What the task asks> Pick out every line in the data below that holds "votes".

Saved entries
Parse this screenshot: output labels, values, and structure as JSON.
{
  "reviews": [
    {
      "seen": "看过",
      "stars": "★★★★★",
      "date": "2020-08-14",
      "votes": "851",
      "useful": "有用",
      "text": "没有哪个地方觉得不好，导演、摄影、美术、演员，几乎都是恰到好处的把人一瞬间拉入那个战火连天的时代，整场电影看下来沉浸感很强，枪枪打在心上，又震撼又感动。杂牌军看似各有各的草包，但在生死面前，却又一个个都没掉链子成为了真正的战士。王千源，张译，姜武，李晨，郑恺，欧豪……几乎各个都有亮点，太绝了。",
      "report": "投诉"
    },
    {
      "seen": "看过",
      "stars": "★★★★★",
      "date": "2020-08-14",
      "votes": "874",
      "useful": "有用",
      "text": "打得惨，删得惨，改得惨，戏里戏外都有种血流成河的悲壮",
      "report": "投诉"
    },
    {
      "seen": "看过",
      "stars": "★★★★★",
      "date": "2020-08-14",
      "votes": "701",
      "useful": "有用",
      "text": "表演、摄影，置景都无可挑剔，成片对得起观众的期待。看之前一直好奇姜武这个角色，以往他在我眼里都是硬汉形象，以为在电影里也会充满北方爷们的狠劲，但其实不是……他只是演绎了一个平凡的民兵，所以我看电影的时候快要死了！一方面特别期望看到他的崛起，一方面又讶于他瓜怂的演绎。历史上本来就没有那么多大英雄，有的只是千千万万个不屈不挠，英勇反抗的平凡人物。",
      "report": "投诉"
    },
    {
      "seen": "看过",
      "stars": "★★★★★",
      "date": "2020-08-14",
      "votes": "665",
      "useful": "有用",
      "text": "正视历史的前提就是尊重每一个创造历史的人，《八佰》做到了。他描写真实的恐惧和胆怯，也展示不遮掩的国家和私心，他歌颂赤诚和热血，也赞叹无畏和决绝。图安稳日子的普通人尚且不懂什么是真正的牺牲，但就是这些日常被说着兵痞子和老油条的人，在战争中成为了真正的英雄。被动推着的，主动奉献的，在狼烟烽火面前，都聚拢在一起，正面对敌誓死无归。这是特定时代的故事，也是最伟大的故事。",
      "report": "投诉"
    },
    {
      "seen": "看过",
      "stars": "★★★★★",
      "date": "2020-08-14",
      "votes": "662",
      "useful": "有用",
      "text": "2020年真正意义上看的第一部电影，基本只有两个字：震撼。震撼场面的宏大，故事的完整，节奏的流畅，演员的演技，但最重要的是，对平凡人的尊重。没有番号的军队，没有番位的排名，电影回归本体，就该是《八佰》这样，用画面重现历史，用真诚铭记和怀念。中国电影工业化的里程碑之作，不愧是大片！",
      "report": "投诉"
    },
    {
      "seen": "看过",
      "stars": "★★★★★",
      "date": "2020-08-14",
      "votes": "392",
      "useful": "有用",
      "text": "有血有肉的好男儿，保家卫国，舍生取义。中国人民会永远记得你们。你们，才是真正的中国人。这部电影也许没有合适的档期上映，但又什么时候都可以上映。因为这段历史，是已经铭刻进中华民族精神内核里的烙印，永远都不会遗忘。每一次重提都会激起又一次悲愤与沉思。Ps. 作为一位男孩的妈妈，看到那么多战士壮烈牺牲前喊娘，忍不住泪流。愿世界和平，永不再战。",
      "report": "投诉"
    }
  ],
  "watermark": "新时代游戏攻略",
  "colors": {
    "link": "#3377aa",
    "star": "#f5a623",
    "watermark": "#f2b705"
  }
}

Answer to the exercise>
      "votes": "851",
      "votes": "874",
      "votes": "701",
      "votes": "665",
      "votes": "662",
      "votes": "392",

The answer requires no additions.